- Maternal obstetric outcome as evidenced by gestational age at delivery [ Time Frame: From time of surgery until delivery (up to 21 weeks) ]Gestational age of delivery regardless of indication
- Maternal obstetric outcome as evidenced by the ability to delivery vaginally [ Time Frame: From time of surgery until delivery (up to 21 weeks) ]Mode of delivery - either vaginal or cesarean section
- Adverse fetal or neonatal outcome as evidenced by fetal or neonatal death [ Time Frame: From the time of surgery until 28 days of life (up 25 weeks) ]Composite of fetal or neonatal death

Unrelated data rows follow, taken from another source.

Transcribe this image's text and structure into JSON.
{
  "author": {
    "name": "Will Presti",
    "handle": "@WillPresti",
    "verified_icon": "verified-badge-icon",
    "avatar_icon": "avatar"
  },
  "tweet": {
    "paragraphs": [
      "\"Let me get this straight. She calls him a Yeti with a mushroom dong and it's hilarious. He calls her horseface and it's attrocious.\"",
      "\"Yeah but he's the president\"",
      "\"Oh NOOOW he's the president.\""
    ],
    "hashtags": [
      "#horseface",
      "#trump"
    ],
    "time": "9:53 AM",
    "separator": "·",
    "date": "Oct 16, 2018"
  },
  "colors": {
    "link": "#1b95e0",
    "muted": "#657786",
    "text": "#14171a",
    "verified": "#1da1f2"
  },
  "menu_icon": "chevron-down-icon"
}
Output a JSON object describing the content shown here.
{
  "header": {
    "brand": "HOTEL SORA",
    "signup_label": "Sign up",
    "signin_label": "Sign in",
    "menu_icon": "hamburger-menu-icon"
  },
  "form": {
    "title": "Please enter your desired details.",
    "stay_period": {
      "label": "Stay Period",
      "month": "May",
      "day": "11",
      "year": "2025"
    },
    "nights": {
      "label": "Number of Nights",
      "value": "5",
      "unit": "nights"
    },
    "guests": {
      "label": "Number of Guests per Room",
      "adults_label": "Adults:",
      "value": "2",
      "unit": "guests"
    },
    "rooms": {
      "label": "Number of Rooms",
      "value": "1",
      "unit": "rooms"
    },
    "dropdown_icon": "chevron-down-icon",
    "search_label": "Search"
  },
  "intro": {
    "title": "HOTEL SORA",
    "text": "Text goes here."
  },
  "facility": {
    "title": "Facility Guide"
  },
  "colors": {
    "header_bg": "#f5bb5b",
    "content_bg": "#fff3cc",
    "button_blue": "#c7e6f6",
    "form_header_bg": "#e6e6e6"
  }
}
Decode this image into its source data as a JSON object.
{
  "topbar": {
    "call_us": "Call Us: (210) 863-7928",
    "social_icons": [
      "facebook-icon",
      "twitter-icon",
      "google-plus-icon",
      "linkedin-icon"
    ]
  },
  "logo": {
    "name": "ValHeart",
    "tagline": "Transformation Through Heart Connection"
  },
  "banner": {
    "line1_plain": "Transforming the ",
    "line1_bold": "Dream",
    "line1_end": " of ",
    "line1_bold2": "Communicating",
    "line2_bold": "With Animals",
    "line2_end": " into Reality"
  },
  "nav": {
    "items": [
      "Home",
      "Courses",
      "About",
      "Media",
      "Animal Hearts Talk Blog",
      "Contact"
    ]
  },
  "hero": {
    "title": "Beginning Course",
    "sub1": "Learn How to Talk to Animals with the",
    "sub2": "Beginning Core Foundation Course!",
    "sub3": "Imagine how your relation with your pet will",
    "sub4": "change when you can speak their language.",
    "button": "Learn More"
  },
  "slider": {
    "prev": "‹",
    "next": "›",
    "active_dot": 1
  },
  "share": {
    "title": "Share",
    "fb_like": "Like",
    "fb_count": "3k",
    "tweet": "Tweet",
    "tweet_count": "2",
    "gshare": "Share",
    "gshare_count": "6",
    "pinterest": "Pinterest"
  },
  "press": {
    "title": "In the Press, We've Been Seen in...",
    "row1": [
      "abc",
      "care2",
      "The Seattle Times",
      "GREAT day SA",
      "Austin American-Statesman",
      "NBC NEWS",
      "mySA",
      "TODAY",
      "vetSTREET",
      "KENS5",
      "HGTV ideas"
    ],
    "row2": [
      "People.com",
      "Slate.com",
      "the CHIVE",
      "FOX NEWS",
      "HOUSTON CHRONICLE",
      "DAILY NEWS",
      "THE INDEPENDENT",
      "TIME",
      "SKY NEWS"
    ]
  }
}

- Adverse early childhood outcome as evidenced by need for a cerebrospinal fluid shunt [ Time Frame: From the time of birth until 12 months of life ]Need for a cerebrospinal fluid shunt within the first year of life
- Neurodevelopmental outcome as evaluated by the Bayley Scales of Infant Development II [ Time Frame: 30 months of age ]Score of the Mental Developmental Index of the Bayley Scales of Infant Development II at 30 months of age. The score ranges from 50 (minimum) to 150 (maximum). A score of <70 indicates severe developmental delay; 70-84 indicates moderate delay; >85 indicates no delay.
- Early childhood motor function on physical examination [ Time Frame: 30 months of age ]Difference between the anatomic upper border of the lesion level and motor function based on the physical examination at 30 months of age. A positive score of 2 indicates a functional level 2 vertebrae higher than lesion level. A score of -2 indicates a function level 2 vertebrae lower than the lesion level.
Please refer to this study by its ClinicalTrials.gov identifier (NCT number): NCT03090633
|Contact: Jena Miller, MDemail@example.com|
|United States, Maryland|
|Johns Hopkins Hospital||Recruiting|
|Baltimore, Maryland, United States, 21202|
|Contact: Jena Miller, MD 410-502-6561 firstname.lastname@example.org|
|Sub-Investigator: Ahmet Baschat, MD|
|Sub-Investigator: Edward Ahn, MD|
|Sub-Investigator: Jamie Murphy, MD|
|Principal Investigator:||Jena Miller, MD||Johns Hopkins University|